- _Goal of the exercise_:
Say nothing but the number of lines below in which the string "Miami" appears.

• • • •

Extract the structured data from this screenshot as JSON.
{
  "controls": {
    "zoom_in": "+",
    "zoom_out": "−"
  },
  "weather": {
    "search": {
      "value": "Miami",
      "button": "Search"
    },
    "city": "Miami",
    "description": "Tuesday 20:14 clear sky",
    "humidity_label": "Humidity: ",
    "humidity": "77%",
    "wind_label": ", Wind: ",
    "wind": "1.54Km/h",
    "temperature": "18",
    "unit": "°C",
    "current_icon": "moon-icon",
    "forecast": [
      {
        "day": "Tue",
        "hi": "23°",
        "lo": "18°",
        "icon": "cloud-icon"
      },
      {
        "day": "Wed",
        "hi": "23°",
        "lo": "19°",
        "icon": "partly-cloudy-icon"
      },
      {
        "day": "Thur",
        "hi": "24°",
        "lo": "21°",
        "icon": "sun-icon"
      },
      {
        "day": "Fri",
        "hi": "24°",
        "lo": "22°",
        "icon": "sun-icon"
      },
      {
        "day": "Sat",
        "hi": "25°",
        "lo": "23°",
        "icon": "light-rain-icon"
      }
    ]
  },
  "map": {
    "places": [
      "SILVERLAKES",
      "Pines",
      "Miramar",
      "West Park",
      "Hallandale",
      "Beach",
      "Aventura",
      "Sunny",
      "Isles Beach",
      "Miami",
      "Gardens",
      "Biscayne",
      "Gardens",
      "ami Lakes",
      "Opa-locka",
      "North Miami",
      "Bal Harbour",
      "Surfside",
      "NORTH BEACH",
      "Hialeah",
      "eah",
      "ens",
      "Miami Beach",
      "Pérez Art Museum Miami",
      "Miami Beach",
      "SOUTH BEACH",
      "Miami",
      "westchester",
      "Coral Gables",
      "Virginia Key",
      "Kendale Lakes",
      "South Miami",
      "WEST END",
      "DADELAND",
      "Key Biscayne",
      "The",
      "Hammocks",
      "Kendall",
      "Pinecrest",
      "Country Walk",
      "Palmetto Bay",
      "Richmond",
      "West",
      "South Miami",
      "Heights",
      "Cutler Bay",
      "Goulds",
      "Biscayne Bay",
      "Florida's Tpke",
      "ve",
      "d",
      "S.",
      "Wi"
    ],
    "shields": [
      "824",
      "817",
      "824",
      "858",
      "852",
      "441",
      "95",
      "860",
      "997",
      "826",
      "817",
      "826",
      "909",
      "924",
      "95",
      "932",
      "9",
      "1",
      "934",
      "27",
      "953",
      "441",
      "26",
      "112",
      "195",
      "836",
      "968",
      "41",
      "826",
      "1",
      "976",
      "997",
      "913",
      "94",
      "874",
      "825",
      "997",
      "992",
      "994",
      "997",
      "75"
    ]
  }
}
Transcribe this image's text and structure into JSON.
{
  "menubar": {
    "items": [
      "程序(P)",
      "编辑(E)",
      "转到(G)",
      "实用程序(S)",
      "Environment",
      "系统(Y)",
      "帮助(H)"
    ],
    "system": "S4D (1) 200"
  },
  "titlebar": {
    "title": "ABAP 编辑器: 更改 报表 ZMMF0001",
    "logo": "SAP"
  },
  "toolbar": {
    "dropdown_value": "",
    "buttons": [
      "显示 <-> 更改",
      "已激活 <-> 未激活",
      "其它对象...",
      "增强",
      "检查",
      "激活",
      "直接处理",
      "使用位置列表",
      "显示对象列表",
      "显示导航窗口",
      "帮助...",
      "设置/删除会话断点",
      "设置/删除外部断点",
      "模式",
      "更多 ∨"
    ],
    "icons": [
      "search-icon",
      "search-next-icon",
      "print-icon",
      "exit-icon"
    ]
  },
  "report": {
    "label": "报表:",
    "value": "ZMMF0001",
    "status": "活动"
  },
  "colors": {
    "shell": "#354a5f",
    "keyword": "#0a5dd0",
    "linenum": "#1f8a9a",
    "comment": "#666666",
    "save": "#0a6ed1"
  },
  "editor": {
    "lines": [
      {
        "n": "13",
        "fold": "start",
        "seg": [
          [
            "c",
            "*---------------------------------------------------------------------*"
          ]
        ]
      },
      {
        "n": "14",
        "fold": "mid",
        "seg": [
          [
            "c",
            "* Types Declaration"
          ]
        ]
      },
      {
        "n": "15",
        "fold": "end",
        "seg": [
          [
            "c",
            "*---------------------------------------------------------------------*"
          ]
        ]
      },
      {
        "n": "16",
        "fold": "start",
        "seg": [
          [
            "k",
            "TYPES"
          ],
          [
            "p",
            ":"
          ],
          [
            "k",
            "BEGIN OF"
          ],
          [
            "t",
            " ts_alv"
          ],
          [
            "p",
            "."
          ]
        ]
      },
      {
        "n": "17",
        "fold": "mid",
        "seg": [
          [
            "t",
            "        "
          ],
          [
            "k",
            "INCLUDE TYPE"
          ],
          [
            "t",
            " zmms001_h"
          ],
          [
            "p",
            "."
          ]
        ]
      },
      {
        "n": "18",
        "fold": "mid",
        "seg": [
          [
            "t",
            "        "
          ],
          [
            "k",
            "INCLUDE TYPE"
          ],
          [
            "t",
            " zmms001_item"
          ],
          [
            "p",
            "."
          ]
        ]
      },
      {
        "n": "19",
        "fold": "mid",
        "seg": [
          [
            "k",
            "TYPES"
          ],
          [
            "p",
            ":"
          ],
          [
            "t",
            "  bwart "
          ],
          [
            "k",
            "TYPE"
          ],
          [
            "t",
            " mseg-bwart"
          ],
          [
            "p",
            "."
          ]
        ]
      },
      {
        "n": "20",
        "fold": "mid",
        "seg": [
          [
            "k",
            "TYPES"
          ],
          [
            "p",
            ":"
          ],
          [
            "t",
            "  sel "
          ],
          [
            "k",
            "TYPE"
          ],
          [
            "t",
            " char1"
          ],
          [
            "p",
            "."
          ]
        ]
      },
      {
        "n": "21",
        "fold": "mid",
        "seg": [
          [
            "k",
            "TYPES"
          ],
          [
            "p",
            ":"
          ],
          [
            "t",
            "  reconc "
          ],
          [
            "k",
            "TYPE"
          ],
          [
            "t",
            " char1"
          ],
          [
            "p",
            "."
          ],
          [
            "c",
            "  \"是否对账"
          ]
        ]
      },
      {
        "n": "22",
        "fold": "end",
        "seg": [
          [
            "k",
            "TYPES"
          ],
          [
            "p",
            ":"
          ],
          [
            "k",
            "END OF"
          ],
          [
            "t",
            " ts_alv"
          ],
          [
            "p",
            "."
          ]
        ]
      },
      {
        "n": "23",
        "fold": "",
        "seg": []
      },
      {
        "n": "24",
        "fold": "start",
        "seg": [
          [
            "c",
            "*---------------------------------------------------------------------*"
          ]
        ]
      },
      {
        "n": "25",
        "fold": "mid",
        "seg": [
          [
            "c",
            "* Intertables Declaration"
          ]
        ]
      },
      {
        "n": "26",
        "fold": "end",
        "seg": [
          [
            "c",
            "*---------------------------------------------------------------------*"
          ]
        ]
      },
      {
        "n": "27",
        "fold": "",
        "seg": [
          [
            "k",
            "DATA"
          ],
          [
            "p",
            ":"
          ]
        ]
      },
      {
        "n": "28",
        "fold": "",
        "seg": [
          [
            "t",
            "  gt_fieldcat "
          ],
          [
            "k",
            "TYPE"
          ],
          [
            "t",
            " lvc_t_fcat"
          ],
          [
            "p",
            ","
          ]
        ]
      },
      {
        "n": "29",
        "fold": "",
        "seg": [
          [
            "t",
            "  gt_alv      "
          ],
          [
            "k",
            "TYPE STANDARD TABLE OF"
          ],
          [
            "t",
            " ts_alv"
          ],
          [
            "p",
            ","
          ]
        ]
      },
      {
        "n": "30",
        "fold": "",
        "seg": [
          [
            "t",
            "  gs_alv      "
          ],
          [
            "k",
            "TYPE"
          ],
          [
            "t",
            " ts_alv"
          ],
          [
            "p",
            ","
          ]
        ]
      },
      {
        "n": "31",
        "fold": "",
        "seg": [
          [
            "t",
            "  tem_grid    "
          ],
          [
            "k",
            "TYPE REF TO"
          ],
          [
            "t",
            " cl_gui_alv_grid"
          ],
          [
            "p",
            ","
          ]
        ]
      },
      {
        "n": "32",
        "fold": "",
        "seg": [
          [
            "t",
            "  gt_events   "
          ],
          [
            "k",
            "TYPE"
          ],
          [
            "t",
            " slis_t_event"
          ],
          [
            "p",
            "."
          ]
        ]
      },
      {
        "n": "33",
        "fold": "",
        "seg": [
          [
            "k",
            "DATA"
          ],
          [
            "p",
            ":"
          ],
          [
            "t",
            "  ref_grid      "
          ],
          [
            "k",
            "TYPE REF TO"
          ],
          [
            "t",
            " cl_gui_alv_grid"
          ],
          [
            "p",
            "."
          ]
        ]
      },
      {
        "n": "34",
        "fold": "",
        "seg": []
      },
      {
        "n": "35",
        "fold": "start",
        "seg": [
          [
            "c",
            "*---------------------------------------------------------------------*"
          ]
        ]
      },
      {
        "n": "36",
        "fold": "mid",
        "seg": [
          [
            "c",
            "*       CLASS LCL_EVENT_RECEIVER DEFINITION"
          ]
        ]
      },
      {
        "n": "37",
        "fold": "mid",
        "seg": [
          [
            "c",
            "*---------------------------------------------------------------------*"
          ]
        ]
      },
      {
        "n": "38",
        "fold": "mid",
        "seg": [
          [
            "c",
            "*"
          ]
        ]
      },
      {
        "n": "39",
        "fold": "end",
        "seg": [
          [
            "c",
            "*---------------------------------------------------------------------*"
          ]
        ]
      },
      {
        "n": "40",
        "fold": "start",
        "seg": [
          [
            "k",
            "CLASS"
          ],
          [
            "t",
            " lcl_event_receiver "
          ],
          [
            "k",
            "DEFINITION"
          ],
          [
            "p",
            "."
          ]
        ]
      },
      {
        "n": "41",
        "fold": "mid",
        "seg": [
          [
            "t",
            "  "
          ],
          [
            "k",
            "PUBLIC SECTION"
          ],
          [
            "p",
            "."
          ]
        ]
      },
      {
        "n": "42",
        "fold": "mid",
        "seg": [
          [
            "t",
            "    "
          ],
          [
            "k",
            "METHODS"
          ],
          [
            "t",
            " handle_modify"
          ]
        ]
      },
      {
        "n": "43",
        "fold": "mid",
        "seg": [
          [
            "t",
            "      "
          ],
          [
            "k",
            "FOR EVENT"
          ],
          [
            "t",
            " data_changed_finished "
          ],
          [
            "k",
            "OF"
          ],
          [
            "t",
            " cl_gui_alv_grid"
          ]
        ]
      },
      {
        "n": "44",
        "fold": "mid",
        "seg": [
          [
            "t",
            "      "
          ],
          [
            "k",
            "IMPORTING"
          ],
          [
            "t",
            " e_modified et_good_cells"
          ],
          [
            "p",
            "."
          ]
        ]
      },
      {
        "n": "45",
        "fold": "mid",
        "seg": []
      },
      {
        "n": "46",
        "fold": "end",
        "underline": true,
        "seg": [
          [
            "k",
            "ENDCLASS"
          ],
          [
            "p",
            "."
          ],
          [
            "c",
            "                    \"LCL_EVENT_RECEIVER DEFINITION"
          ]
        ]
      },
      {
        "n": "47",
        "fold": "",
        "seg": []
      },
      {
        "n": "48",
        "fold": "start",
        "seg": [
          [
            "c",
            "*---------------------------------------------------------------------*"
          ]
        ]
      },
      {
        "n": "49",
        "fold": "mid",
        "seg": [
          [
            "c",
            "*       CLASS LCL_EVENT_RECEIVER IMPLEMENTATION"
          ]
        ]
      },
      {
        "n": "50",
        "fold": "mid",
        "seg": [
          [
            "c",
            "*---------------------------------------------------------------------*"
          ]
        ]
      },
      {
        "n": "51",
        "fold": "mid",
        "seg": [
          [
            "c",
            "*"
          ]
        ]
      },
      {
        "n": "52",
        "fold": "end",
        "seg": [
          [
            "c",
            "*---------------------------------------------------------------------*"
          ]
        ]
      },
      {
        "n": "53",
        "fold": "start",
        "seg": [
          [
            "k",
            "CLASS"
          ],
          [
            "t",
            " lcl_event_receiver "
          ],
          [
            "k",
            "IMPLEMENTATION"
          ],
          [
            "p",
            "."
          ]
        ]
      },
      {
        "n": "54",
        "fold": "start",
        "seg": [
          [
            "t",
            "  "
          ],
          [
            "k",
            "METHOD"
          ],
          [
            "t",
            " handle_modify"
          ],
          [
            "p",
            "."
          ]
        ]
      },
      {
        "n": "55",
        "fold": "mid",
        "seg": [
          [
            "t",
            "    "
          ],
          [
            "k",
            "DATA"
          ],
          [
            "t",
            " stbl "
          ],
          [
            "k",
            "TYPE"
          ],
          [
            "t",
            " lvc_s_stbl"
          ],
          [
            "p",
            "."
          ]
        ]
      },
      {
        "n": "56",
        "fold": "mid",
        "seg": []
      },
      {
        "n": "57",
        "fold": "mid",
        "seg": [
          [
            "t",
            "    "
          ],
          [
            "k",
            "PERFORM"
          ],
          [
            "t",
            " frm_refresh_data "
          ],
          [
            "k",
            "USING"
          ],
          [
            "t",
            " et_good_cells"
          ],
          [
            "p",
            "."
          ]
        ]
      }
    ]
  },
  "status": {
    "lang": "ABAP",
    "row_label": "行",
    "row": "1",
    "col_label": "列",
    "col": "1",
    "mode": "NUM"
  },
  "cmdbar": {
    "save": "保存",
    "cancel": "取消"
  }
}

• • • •

- _The completed task_:
10